MASSACHUSETTS
INSTITUTE
OF
TECHNOLOGY
Physics
Department
8.323:
Relativistic
Quantum
Field
Theory
I
Prof. Alan
Guth
April
2,
2008
LECTURE
NOTES
6
PATH
INTEGRALS,
GREEN’S
FUNCTIONS,
AND
GENERATING
FUNCTIONALS
In
these
notes
we
will
extend
the
path
integral
methods
discussed
in
Lecture
Notes
5
to
describe
Green’s
functions,
which
we
define
to
be
ground
state
expecta
tion
values
of
the
timeordered
product
of
Heisenberg
operators. For
the
case
of
a
nonrelativistic
particle
moving
in
one
dimension,
discussed
in
Lecture
Notes
5,
the
Green’s
functions
can
be
written
as
G
(
t
N
,
. . . ,
t
1
)
≡
0

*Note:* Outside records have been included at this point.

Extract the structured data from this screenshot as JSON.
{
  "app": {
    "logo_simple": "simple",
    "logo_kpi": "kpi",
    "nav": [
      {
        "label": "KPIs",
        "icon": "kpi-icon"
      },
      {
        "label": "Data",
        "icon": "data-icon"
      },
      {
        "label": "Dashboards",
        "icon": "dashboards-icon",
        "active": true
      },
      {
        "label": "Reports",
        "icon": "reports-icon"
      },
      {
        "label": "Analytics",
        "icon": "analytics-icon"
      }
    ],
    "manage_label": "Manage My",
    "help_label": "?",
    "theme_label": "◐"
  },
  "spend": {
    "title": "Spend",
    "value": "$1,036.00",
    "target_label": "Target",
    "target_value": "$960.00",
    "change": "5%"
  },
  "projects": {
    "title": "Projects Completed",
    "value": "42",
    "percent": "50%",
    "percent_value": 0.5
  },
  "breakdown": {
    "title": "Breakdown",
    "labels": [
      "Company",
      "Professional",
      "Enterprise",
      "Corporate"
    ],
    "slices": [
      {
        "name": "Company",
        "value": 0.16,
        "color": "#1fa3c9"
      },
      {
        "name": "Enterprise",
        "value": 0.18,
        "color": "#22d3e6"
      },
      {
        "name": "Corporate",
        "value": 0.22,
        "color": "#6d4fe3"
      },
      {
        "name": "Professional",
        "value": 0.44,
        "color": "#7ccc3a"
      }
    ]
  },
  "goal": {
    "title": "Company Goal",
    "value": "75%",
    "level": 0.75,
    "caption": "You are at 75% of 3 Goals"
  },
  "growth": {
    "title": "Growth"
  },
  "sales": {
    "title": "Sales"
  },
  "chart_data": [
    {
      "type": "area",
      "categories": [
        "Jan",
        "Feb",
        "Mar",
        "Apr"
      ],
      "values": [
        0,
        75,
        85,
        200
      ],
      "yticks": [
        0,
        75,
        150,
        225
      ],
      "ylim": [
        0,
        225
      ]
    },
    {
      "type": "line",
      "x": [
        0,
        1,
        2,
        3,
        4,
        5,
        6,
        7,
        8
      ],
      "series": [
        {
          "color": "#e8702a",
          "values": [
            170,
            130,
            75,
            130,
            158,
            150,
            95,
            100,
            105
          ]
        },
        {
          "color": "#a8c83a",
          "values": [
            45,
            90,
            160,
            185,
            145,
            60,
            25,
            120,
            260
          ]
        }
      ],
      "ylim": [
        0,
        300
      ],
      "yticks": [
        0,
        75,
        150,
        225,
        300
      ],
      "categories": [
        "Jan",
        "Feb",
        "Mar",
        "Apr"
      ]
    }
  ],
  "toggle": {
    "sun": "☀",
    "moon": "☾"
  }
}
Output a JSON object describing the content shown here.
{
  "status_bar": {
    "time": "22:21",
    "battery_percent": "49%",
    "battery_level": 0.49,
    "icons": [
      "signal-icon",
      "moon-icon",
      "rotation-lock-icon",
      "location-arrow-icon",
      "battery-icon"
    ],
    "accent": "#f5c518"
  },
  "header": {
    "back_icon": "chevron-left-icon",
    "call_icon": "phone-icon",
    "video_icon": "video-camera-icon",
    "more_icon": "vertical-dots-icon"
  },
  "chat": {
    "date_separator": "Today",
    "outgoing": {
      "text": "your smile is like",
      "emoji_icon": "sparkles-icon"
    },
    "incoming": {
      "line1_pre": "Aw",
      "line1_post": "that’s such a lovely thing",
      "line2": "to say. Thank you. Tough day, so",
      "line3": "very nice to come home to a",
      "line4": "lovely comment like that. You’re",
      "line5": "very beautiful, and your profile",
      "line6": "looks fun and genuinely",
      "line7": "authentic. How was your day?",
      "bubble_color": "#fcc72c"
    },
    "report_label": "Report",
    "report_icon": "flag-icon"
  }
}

T
{
x
(
t
N
)
x
(
t
N
−
1
)
. . .
x
(
t
1
)
}
0
(6.1)
=
0

x
(
t
N
)
x
(
t
N
−
1
)
. . .
x
(
t
1
)

0
,
where

0
denotes
the
ground
state,
and
the
second
line
assumes
that
we
have
labeled
the
time
arguments
so
that
they
are
timeordered,
in
the
sense
that
t
N
≥
t
N
−
1
≥
. . .
≥
t
1
.
(6.2)
In
the
quantum
field
theory,
the
Green’s
functions
will
be
defined
analogously
by
G
(
x
N
,
. . . ,
x
1
)
≡
0

T
{
φ
(
x
N
)
. . .
φ
(
x
1
)
}
0
,
(6.3)
=
0

φ
(
x
N
)
. . .
φ
(
x
1
)

0
,
where

0
denotes
the
vacuum
state,
and
again
the
second
line
assumes
that
the
time
arguments
are
timeordered. In
the
nonrelativistic
quantum
mechanics
example
of
Eq. (6.1),
the
Green’s
functions
are
not
quantities
that
are
particularly
interesting,
so
they
are
usually
never
mentioned
in
a
course
in
quantum
mechanics.
We
will
soon
see,
however,
that
the
quantum
field
theory
Green’s
functions
of
Eq. (6.3)
are
very
interesting. In
particular,
the
entire
formalism
for
calculating
scattering
cross
sections
and
decay
rates
will
be
based
upon
relating
these
quantities
to
the
Green’s
functions. In
addition
to
showing
how
to
express
these
Green’s
functions
as
path
integrals,
in
these
notes
we
will
also
see
that
one
can
define
a
generating
functional
Z
[
J
]
in
such
a
way
that
the
Green’s
functions
can
be
expressed
simply
in
terms
of
the
functional
derivatives
of
the
generating
functional.